_ACTIVITY_.
Work through the entries below and show every line in which "price" is found.

_GIVEN DATA_.
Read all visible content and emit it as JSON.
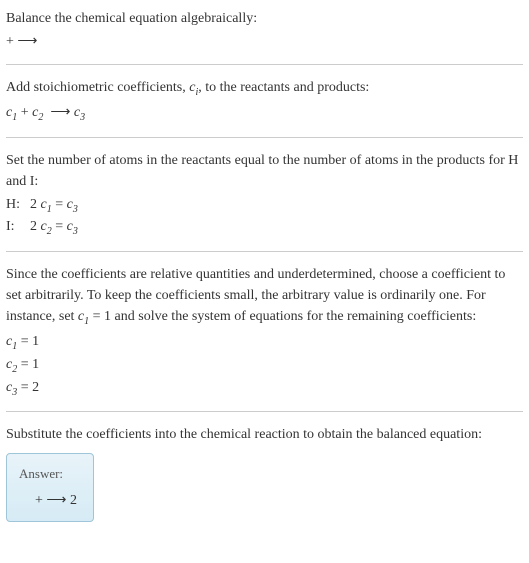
{
  "section1": {
    "line1": "Balance the chemical equation algebraically:",
    "line2_prefix": " + ",
    "arrow": "⟶"
  },
  "section2": {
    "line1_prefix": "Add stoichiometric coefficients, ",
    "line1_ci": "c",
    "line1_ci_sub": "i",
    "line1_suffix": ", to the reactants and products:",
    "eq_c1": "c",
    "eq_c1_sub": "1",
    "eq_plus": " + ",
    "eq_c2": "c",
    "eq_c2_sub": "2",
    "eq_arrow": "⟶",
    "eq_c3": "c",
    "eq_c3_sub": "3"
  },
  "section3": {
    "line1": "Set the number of atoms in the reactants equal to the number of atoms in the products for H and I:",
    "rows": [
      {
        "label": "H: ",
        "lhs_coef": "2 ",
        "lhs_c": "c",
        "lhs_sub": "1",
        "eq": " = ",
        "rhs_c": "c",
        "rhs_sub": "3"
      },
      {
        "label": " I: ",
        "lhs_coef": "2 ",
        "lhs_c": "c",
        "lhs_sub": "2",
        "eq": " = ",
        "rhs_c": "c",
        "rhs_sub": "3"
      }
    ]
  },
  "section4": {
    "line1_a": "Since the coefficients are relative quantities and underdetermined, choose a coefficient to set arbitrarily. To keep the coefficients small, the arbitrary value is ordinarily one. For instance, set ",
    "line1_c": "c",
    "line1_sub": "1",
    "line1_b": " = 1 and solve the system of equations for the remaining coefficients:",
    "coefs": [
      {
        "c": "c",
        "sub": "1",
        "val": " = 1"
      },
      {
        "c": "c",
        "sub": "2",
        "val": " = 1"
      },
      {
        "c": "c",
        "sub": "3",
        "val": " = 2"
      }
    ]
  },
  "section5": {
    "line1": "Substitute the coefficients into the chemical reaction to obtain the balanced equation:"
  },
  "answer": {
    "label": "Answer:",
    "prefix": " + ",
    "arrow": "⟶",
    "suffix": " 2"
  }
}
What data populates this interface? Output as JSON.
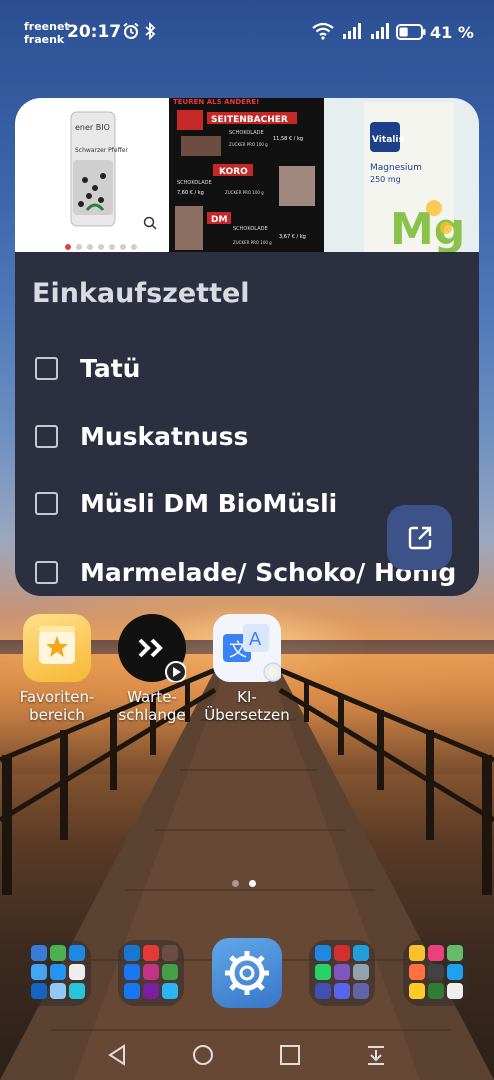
{
  "status_bar": {
    "carrier_line1": "freenet",
    "carrier_line2": "fraenk",
    "time": "20:17",
    "battery_percent": "41 %",
    "battery_level": 0.41,
    "icons": [
      "alarm-icon",
      "bluetooth-icon",
      "wifi-icon",
      "signal-icon",
      "signal-icon",
      "battery-icon"
    ]
  },
  "widget": {
    "title": "Einkaufszettel",
    "carousel": {
      "slide_count": 7,
      "active_index": 0,
      "slide1": {
        "brand": "ener BIO",
        "product": "Schwarzer Pfeffer"
      },
      "slide2": {
        "header": "TEUREN ALS ANDERE!",
        "rows": [
          {
            "name": "SEITENBACHER",
            "tag": "SCHOKOLADE",
            "price": "11,58 € / kg",
            "sugar": "ZUCKER PRO 100 g"
          },
          {
            "name": "KORO",
            "tag": "SCHOKOLADE",
            "price": "7,60 € / kg",
            "sugar": "ZUCKER PRO 100 g"
          },
          {
            "name": "DM",
            "tag": "SCHOKOLADE",
            "price": "3,67 € / kg",
            "sugar": "ZUCKER PRO 100 g"
          }
        ]
      },
      "slide3": {
        "brand": "Vitalis",
        "product": "Magnesium",
        "dose": "250 mg",
        "symbol": "Mg"
      }
    },
    "items": [
      {
        "label": "Tatü",
        "checked": false
      },
      {
        "label": "Muskatnuss",
        "checked": false
      },
      {
        "label": "Müsli DM BioMüsli",
        "checked": false
      },
      {
        "label": "Marmelade/ Schoko/ Honig",
        "checked": false
      }
    ]
  },
  "apps": [
    {
      "label": "Favoriten-\nbereich",
      "icon": "star-folder-icon"
    },
    {
      "label": "Warte-\nschlange",
      "icon": "queue-icon"
    },
    {
      "label": "KI-\nÜbersetzen",
      "icon": "translate-icon"
    }
  ],
  "pages": {
    "count": 2,
    "active": 1
  },
  "dock": {
    "folder1": [
      "#3a7bd5",
      "#4caf50",
      "#1e88e5",
      "#42a5f5",
      "#2196f3",
      "#eeeeee",
      "#1565c0",
      "#90caf9",
      "#26c6da"
    ],
    "folder2": [
      "#1976d2",
      "#e53935",
      "#6d4c41",
      "#1877f2",
      "#c13584",
      "#43a047",
      "#1877f2",
      "#7b1fa2",
      "#29b6f6"
    ],
    "folder3": [
      "#1e88e5",
      "#d32f2f",
      "#229ed9",
      "#25d366",
      "#7e57c2",
      "#90a4ae",
      "#3f51b5",
      "#5865f2",
      "#6264a7"
    ],
    "folder4": [
      "#fbc02d",
      "#ec407a",
      "#66bb6a",
      "#ff7043",
      "#424242",
      "#1da1f2",
      "#ffca28",
      "#2e7d32",
      "#eeeeee"
    ],
    "settings_icon": "settings-gear-icon"
  },
  "nav": [
    "back-icon",
    "home-icon",
    "recents-icon",
    "notification-pull-icon"
  ]
}
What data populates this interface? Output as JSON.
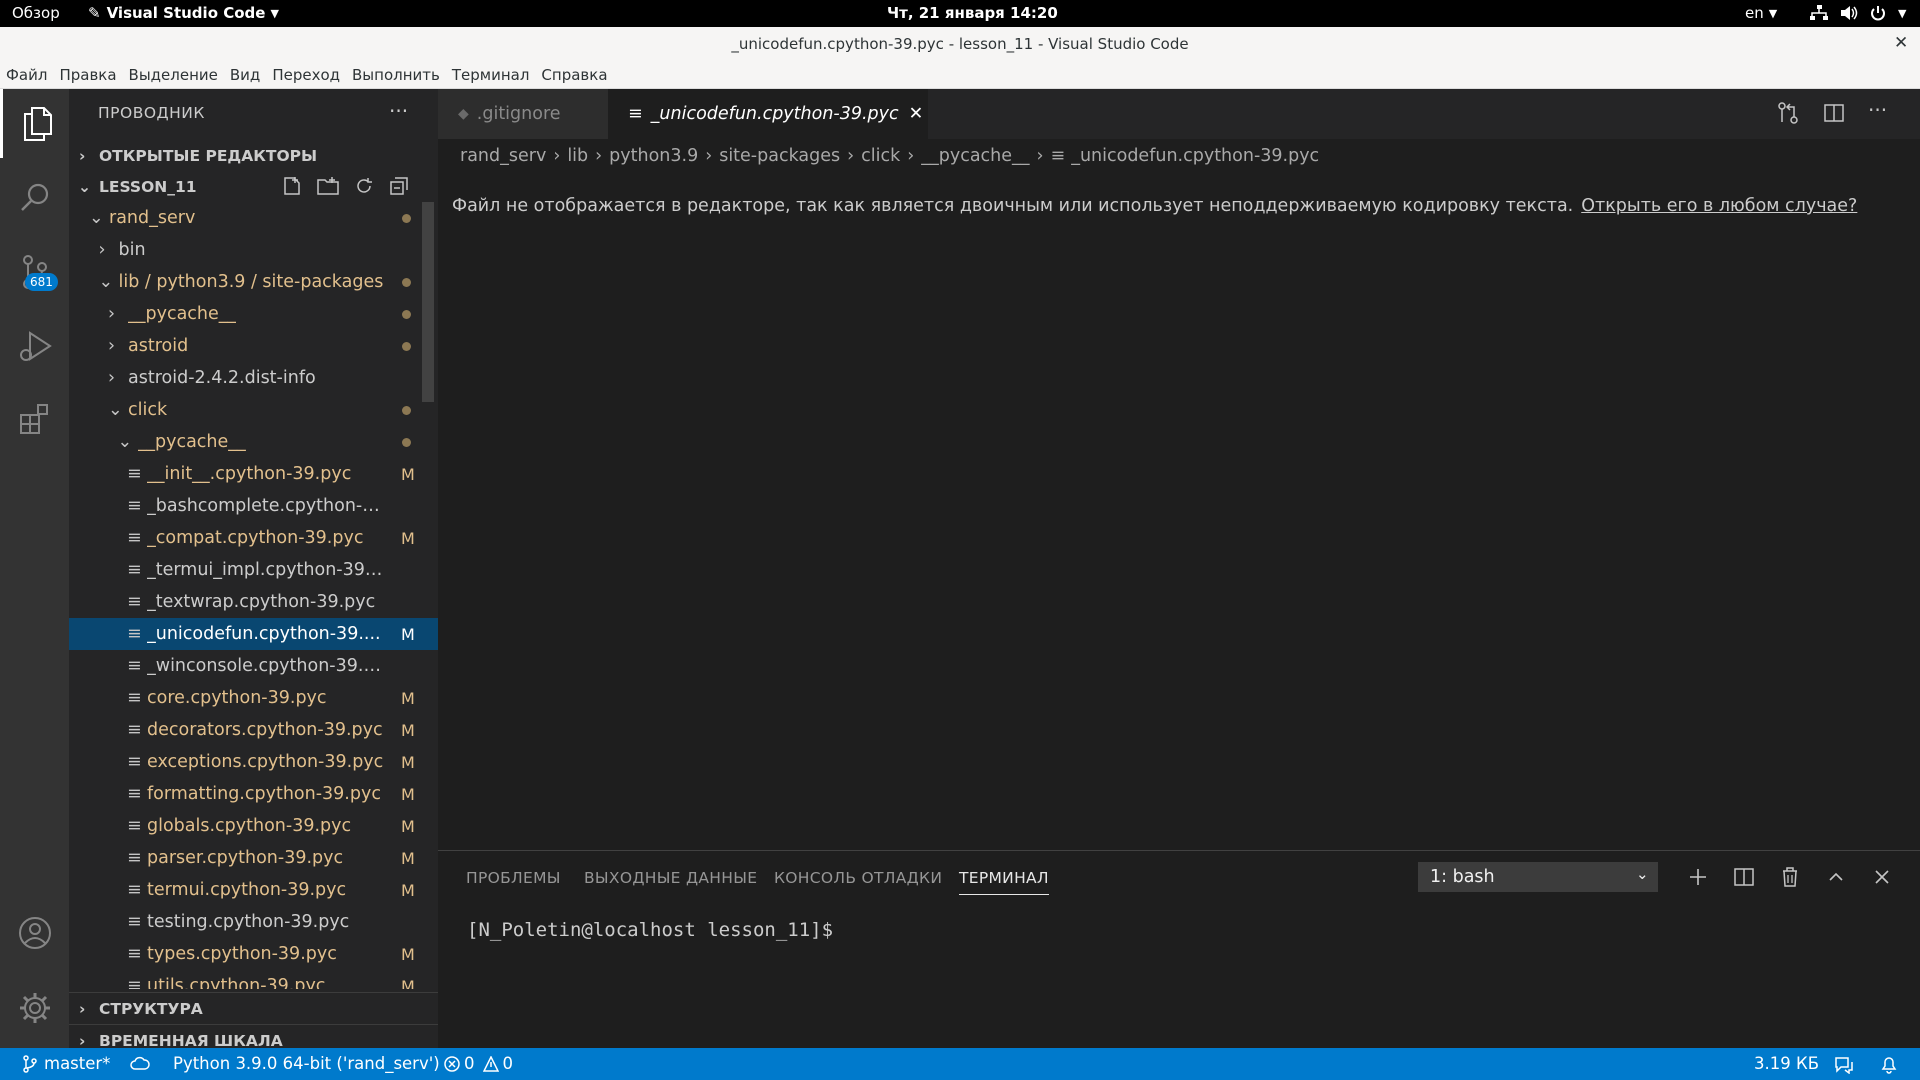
{
  "system_bar": {
    "overview": "Обзор",
    "app_name": "Visual Studio Code",
    "clock": "Чт, 21 января  14:20",
    "lang": "en"
  },
  "window": {
    "title": "_unicodefun.cpython-39.pyc - lesson_11 - Visual Studio Code",
    "close_glyph": "✕"
  },
  "menu": [
    "Файл",
    "Правка",
    "Выделение",
    "Вид",
    "Переход",
    "Выполнить",
    "Терминал",
    "Справка"
  ],
  "activity": {
    "scm_badge": "681"
  },
  "explorer": {
    "title": "ПРОВОДНИК",
    "more": "···",
    "open_editors": "ОТКРЫТЫЕ РЕДАКТОРЫ",
    "workspace": "LESSON_11",
    "tree": [
      {
        "label": "rand_serv",
        "indent": 0,
        "kind": "folder-open",
        "color": "yellow",
        "dot": true
      },
      {
        "label": "bin",
        "indent": 1,
        "kind": "folder",
        "color": "plain"
      },
      {
        "label": "lib / python3.9 / site-packages",
        "indent": 1,
        "kind": "folder-open",
        "color": "yellow",
        "dot": true
      },
      {
        "label": "__pycache__",
        "indent": 2,
        "kind": "folder",
        "color": "yellow",
        "dot": true
      },
      {
        "label": "astroid",
        "indent": 2,
        "kind": "folder",
        "color": "yellow",
        "dot": true
      },
      {
        "label": "astroid-2.4.2.dist-info",
        "indent": 2,
        "kind": "folder",
        "color": "plain"
      },
      {
        "label": "click",
        "indent": 2,
        "kind": "folder-open",
        "color": "yellow",
        "dot": true
      },
      {
        "label": "__pycache__",
        "indent": 3,
        "kind": "folder-open",
        "color": "yellow",
        "dot": true
      },
      {
        "label": "__init__.cpython-39.pyc",
        "indent": 4,
        "kind": "file",
        "color": "yellow",
        "badge": "M"
      },
      {
        "label": "_bashcomplete.cpython-39.pyc",
        "indent": 4,
        "kind": "file",
        "color": "plain"
      },
      {
        "label": "_compat.cpython-39.pyc",
        "indent": 4,
        "kind": "file",
        "color": "yellow",
        "badge": "M"
      },
      {
        "label": "_termui_impl.cpython-39.pyc",
        "indent": 4,
        "kind": "file",
        "color": "plain"
      },
      {
        "label": "_textwrap.cpython-39.pyc",
        "indent": 4,
        "kind": "file",
        "color": "plain"
      },
      {
        "label": "_unicodefun.cpython-39....",
        "indent": 4,
        "kind": "file",
        "color": "selected",
        "badge": "M",
        "selected": true
      },
      {
        "label": "_winconsole.cpython-39.pyc",
        "indent": 4,
        "kind": "file",
        "color": "plain"
      },
      {
        "label": "core.cpython-39.pyc",
        "indent": 4,
        "kind": "file",
        "color": "yellow",
        "badge": "M"
      },
      {
        "label": "decorators.cpython-39.pyc",
        "indent": 4,
        "kind": "file",
        "color": "yellow",
        "badge": "M"
      },
      {
        "label": "exceptions.cpython-39.pyc",
        "indent": 4,
        "kind": "file",
        "color": "yellow",
        "badge": "M"
      },
      {
        "label": "formatting.cpython-39.pyc",
        "indent": 4,
        "kind": "file",
        "color": "yellow",
        "badge": "M"
      },
      {
        "label": "globals.cpython-39.pyc",
        "indent": 4,
        "kind": "file",
        "color": "yellow",
        "badge": "M"
      },
      {
        "label": "parser.cpython-39.pyc",
        "indent": 4,
        "kind": "file",
        "color": "yellow",
        "badge": "M"
      },
      {
        "label": "termui.cpython-39.pyc",
        "indent": 4,
        "kind": "file",
        "color": "yellow",
        "badge": "M"
      },
      {
        "label": "testing.cpython-39.pyc",
        "indent": 4,
        "kind": "file",
        "color": "plain"
      },
      {
        "label": "types.cpython-39.pyc",
        "indent": 4,
        "kind": "file",
        "color": "yellow",
        "badge": "M"
      },
      {
        "label": "utils.cpython-39.pyc",
        "indent": 4,
        "kind": "file",
        "color": "yellow",
        "badge": "M"
      }
    ],
    "outline": "СТРУКТУРА",
    "timeline": "ВРЕМЕННАЯ ШКАЛА"
  },
  "tabs": [
    {
      "label": ".gitignore",
      "active": false
    },
    {
      "label": "_unicodefun.cpython-39.pyc",
      "active": true
    }
  ],
  "breadcrumb": [
    "rand_serv",
    "lib",
    "python3.9",
    "site-packages",
    "click",
    "__pycache__",
    "_unicodefun.cpython-39.pyc"
  ],
  "editor": {
    "message": "Файл не отображается в редакторе, так как является двоичным или использует неподдерживаемую кодировку текста.",
    "link": "Открыть его в любом случае?"
  },
  "panel": {
    "tabs": [
      "ПРОБЛЕМЫ",
      "ВЫХОДНЫЕ ДАННЫЕ",
      "КОНСОЛЬ ОТЛАДКИ",
      "ТЕРМИНАЛ"
    ],
    "active_tab": "ТЕРМИНАЛ",
    "terminal_select": "1: bash",
    "prompt": "[N_Poletin@localhost lesson_11]$"
  },
  "status": {
    "branch": "master*",
    "python": "Python 3.9.0 64-bit ('rand_serv')",
    "errors": "0",
    "warnings": "0",
    "filesize": "3.19 КБ"
  },
  "colors": {
    "accent": "#007acc",
    "selection": "#094771",
    "modified": "#e2c08d",
    "link": "#3794ff"
  }
}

_SOLUTION TO THE EXERCISE_.
            "price": "11,58 € / kg",
            "price": "7,60 € / kg",
            "price": "3,67 € / kg",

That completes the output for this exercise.